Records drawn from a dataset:
--------

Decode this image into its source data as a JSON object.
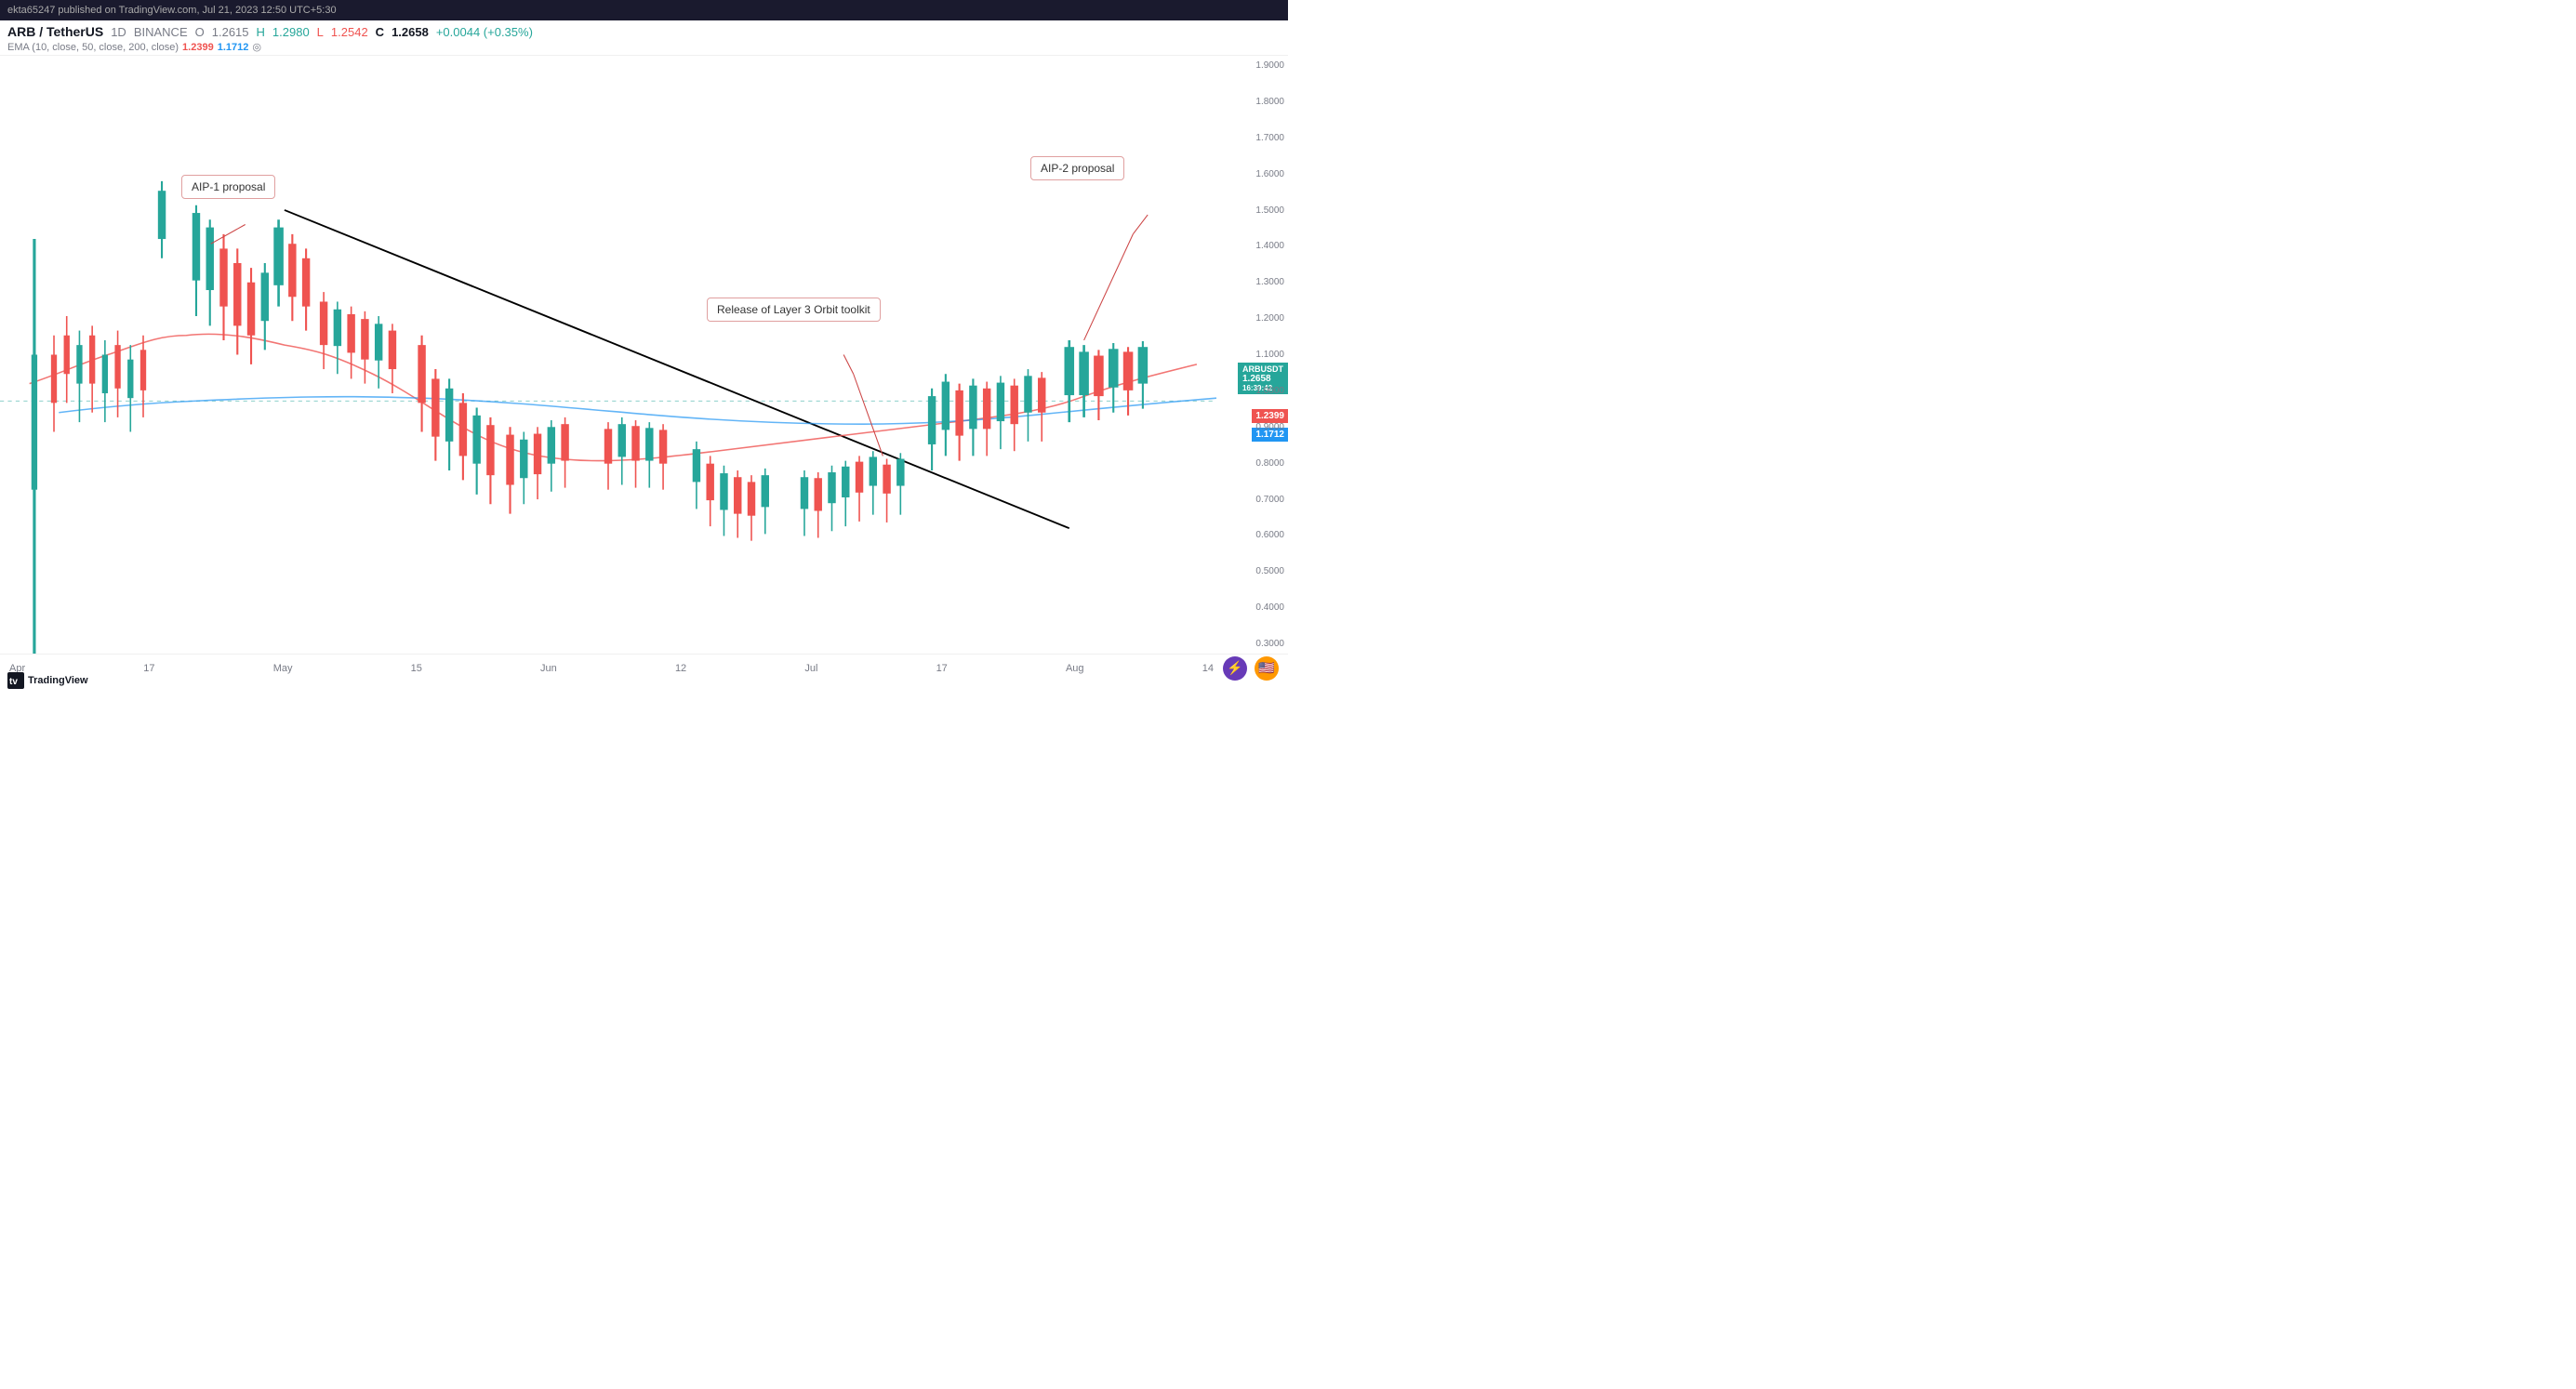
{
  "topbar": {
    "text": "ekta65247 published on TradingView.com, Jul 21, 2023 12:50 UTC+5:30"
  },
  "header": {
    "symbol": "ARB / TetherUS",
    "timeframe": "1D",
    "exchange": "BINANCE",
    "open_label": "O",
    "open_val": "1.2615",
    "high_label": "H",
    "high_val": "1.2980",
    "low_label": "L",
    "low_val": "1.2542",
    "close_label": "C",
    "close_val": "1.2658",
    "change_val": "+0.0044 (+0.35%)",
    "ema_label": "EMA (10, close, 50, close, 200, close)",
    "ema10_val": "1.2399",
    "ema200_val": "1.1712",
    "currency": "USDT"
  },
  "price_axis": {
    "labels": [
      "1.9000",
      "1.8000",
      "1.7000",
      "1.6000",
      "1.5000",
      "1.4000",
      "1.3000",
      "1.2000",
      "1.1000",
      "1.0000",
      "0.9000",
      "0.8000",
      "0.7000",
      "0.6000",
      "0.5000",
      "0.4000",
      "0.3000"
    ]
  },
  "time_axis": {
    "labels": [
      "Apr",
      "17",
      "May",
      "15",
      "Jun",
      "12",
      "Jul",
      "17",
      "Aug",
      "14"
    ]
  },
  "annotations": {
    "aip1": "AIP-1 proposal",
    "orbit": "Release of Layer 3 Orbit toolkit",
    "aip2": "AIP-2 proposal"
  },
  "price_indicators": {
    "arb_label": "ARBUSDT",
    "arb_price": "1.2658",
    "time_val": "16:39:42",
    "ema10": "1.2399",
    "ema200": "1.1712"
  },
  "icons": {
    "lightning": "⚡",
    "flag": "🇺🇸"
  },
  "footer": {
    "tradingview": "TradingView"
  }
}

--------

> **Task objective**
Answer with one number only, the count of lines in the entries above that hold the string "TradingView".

> **Solution for this exercise**
2